- Easiest to implement - no code required
- The most performant solution (assuming that it doesn't introduce significant load imbalance issues that are possible when pinning occurs)
- Simplest solution to support operationally
- Supports all base token types efficiently (more on this below)
The disadvantages of this solution are:
- Not resielent to server failures. Since the client is pinned to a particular instance, if the server goes down, the SCT is no longer valid. If the message subsequently gets rerouted to an available server, it will be rejected. This could be compensated for by logic in a smart client side proxy.
- Can introduce imbalances in loading - this is a typical problem with pinning a session to a particular instance
- Reliant upon some type of session affinity management. This is typical available with http load balancers, but may not be as likely of a feature for other load balancing solutions.
- This is a point-to-point approach. Messages transiting multiple hops won't have an http connection directly between the client and service.
One of the advantages mentioned above is supports all types of base tokens efficiently. The limitiation with the other two approaches mentioned that I will cover in the future is that they require the base token information to be serialized. Since the WSE SecurityToken class is not serialable, no derived class can not be serializable. There is an out...you should typically at least be able to retrieve the XML representation of a token with GetXml and LoadXml, but this adds significant additional memory and processing costs over binary serialization for the cached token. A technique to mitigate this cost that will be covered later is to cache the token locally. Therefore the deserialization only needs to occur if the token is not in the local cache - which means only once per token per service instance (assuming that the token doesn't get flushed from a full cache).
For a high reliability system, this approach would not be the best choice. While choosing the simplest solution that meets your needs is almost always the best choice, I am bothered by the fact that this relies on out-of-band information for session affinity and requires point to point communications that seesms to violate the spirit of messaging within SOA. But then I think maybe I'm being too much of a purist...
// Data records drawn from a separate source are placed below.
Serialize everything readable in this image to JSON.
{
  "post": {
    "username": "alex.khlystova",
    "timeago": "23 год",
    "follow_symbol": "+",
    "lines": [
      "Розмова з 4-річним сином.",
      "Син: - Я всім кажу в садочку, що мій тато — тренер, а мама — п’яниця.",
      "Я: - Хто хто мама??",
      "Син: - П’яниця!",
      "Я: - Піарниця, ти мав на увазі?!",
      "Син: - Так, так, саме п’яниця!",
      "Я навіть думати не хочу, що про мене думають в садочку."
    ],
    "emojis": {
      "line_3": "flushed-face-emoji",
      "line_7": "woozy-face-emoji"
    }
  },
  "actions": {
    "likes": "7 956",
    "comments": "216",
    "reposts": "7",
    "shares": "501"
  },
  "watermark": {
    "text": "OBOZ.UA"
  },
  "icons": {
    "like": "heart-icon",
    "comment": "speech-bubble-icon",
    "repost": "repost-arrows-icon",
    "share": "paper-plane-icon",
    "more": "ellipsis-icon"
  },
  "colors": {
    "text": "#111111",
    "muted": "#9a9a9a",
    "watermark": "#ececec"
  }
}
Tomorrow I'll start covering the distributed cache approach, where I'll start digging into some code samples.